| Work to complete |
A single number is expected: the count of lines in the records below that contain "money".

| Working data |

- - -

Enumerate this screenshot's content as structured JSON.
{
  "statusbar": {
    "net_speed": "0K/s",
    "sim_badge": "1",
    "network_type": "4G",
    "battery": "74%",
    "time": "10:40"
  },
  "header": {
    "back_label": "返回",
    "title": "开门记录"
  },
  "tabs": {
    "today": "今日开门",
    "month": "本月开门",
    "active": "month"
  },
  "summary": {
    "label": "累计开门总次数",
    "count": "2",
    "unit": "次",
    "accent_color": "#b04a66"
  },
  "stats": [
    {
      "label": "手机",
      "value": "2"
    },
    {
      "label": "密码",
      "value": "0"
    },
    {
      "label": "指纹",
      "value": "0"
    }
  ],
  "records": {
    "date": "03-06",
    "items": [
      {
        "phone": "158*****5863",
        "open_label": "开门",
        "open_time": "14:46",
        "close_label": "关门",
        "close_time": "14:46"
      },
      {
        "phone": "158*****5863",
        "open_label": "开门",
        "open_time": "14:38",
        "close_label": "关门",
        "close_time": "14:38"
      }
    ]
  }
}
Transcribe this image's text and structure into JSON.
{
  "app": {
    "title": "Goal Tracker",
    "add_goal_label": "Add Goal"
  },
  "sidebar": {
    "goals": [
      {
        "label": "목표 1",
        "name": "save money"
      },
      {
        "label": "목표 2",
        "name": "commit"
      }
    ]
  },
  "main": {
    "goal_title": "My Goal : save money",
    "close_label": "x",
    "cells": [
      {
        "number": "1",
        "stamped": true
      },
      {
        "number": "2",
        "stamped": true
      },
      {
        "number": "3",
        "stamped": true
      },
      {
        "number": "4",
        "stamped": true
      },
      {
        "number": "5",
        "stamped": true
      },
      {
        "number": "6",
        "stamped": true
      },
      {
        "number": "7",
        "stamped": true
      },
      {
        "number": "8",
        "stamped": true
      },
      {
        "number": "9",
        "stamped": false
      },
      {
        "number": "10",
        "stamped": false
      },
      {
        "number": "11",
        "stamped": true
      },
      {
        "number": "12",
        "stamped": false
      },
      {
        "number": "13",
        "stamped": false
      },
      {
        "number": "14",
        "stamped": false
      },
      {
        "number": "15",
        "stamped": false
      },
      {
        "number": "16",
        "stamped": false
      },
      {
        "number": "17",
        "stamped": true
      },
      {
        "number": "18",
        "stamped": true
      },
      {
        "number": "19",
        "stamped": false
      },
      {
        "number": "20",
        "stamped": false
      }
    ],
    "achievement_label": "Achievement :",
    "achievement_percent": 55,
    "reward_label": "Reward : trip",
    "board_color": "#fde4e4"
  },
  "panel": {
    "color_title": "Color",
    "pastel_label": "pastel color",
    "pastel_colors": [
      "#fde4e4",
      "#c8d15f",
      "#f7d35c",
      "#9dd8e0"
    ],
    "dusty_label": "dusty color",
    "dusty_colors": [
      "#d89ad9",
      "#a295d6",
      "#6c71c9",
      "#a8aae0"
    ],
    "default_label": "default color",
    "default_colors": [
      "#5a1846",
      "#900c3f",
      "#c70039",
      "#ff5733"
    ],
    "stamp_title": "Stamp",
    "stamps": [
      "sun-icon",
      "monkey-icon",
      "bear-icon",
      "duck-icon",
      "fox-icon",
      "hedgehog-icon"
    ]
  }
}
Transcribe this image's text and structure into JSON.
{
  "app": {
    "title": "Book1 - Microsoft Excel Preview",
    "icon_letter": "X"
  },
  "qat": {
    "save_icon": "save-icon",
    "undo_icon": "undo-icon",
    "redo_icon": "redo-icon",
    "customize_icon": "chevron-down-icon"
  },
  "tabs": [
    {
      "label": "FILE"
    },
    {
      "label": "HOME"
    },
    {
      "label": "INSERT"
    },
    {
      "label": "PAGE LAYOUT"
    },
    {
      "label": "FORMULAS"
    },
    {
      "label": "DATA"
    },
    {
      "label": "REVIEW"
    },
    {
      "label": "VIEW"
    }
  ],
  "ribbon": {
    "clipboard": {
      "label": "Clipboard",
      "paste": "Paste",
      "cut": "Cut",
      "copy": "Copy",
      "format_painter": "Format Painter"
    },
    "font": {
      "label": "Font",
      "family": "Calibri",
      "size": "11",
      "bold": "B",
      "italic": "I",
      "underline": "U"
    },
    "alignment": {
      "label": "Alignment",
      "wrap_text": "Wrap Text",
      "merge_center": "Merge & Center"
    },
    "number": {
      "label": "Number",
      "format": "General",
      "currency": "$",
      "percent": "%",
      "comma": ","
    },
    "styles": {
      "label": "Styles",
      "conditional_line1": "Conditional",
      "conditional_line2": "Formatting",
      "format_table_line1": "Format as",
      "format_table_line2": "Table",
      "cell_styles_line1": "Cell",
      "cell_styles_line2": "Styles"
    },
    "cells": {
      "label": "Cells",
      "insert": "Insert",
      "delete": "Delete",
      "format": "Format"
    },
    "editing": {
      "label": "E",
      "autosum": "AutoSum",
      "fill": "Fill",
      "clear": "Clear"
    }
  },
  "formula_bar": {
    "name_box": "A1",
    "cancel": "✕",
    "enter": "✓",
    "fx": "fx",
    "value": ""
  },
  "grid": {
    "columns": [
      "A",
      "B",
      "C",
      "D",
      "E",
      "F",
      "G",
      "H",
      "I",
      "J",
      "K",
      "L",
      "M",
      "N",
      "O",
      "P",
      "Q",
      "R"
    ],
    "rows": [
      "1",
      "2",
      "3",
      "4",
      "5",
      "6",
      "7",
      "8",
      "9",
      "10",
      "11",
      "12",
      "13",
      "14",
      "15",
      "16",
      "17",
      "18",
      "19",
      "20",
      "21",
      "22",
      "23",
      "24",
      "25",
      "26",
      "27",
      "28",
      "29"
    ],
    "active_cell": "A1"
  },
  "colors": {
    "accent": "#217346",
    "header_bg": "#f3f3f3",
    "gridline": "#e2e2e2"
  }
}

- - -

| Solution to the problem |
2